See Scientific impact

Moments of connection

Moments of connection: Combining interactive ambient technology and narrative technology to promote connectedness in older adults

People are growing older, but more and more with chronic illnesses. Political strategies mainly focus on self-management and autonomy, but this comes with a risk of social isolation and loneliness. Currently, loneliness is at an all-time high, affecting approximately 50% of all older adults. This is particularly troublesome as it also increases the risk of both physical and cognitive decline. Importantly, exposure to nature enhances feelings of connectedness. However, older persons often have limited or no access to nature because of mobility constraints. For them, developments in interactive ambient technology hold great promise as exposure to designed nature scenes can provide a substitute for actual nature. As people mutually express their identities, memories and emotions through stories, storytelling in everyday social interactions is an important means of connecting people. Technology allows for automated behavioral analysis in the verbal and nonverbal expression and sharing of stories: behavioral measures (e.g., eye contact, turn taking), body language (e.g., posture, physical distance), prosodic features (e.g., speech rate, pitch), facial expressions (e.g., happiness, engagement) and verbal expressions (e.g., emotional valence, vividness). In a series of studies, we seek to combine the design science of interactive ambient technologies with the technology-mediated analysis of everyday social interactions in order to develop and test prototypes(s) of interactive ambient landscapes in long-term care. Besides developing new technologies for design and analysis, the project will result in a technology that can be implemented in long-term care.

Funding: Faculty BMS Signature PhD

Partners: BMSLab, Department of Communication Science, Universitair Kennisnetwerk Ouderenzorg Nijmegen

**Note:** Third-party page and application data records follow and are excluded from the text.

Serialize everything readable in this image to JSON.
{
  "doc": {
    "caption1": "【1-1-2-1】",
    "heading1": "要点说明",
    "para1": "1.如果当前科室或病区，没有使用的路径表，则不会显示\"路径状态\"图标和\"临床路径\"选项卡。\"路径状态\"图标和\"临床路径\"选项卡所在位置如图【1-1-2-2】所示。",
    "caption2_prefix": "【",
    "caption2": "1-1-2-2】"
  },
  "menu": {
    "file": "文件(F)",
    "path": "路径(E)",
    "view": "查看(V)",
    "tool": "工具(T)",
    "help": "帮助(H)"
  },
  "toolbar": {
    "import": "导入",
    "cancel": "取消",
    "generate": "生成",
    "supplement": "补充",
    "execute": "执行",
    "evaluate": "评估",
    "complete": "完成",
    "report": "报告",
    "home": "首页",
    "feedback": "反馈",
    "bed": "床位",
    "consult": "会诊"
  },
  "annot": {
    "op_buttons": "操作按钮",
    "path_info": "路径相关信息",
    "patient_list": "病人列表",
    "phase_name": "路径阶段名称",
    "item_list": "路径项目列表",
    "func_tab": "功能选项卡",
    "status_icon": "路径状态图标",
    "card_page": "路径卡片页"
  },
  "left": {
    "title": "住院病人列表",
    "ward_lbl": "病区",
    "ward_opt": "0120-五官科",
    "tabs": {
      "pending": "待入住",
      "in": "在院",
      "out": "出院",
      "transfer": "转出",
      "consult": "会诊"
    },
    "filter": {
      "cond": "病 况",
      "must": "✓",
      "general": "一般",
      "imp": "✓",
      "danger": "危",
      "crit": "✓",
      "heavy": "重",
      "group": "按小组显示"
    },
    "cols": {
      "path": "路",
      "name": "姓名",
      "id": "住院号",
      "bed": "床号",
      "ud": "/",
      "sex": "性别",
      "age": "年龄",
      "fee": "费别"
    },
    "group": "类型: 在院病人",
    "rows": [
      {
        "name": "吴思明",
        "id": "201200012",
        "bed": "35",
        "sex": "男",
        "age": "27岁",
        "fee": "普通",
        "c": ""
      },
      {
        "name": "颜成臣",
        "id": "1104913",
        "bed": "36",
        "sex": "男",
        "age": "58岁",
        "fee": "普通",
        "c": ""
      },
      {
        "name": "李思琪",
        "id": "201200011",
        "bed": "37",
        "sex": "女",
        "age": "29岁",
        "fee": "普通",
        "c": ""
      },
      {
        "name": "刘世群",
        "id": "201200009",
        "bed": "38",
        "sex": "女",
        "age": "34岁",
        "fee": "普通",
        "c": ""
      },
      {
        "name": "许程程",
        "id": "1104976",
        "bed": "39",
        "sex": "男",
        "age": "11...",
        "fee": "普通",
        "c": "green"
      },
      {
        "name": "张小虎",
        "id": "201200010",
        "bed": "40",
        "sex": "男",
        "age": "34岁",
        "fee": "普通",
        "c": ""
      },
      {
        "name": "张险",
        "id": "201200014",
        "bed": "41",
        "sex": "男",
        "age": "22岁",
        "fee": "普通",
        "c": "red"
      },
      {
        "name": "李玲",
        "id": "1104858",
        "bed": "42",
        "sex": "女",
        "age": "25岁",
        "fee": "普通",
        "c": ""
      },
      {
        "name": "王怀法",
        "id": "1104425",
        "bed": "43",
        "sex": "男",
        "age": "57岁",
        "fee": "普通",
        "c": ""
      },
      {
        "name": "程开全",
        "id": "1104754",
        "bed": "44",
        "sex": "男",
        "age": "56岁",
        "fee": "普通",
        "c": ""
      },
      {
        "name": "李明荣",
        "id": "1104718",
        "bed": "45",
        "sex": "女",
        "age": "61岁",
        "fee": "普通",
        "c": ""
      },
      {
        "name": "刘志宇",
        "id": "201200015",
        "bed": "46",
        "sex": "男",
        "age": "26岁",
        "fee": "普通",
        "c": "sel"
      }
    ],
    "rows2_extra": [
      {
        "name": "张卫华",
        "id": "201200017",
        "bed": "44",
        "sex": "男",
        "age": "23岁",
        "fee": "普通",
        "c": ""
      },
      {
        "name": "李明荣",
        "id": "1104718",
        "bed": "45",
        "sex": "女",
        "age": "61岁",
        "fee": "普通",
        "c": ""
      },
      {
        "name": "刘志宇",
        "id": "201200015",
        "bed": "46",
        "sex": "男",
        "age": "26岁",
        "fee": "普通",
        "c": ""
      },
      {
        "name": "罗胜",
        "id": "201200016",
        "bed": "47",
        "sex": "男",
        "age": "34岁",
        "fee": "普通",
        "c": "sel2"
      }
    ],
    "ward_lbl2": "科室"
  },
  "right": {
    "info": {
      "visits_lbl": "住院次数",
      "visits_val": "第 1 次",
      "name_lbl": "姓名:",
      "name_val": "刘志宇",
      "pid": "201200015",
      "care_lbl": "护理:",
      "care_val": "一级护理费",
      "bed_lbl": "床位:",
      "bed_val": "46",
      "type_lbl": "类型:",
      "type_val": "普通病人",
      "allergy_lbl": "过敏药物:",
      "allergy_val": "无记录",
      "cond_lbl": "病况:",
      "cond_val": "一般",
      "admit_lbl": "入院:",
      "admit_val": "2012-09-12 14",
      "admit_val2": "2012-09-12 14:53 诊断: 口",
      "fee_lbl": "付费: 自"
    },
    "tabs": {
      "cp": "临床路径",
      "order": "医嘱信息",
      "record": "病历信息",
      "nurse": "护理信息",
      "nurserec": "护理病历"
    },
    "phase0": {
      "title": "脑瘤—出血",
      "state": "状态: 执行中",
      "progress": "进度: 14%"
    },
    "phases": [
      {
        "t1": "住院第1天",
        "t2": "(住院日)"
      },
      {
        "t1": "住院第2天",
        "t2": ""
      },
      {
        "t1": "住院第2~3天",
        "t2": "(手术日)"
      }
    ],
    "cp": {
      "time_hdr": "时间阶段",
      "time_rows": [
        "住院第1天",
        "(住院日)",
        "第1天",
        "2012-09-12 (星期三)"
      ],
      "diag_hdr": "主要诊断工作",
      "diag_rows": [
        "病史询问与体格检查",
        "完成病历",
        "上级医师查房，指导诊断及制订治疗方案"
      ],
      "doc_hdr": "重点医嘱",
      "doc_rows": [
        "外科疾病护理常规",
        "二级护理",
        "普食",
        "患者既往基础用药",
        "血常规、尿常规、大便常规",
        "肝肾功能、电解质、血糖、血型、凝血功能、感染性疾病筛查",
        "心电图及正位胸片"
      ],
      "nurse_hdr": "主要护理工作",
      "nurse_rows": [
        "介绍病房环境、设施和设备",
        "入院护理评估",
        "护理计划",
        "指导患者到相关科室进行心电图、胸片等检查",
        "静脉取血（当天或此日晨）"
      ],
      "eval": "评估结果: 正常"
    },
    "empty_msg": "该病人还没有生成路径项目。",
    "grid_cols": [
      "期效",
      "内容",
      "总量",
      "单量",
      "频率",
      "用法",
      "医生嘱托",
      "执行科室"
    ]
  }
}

Supervisors: Gerben Westerhof, Thomas van Rompay, Jan-Willem van ’t Klooster, Debby Gerritsen

Years: 2020-2024

PhD student: Kars Otten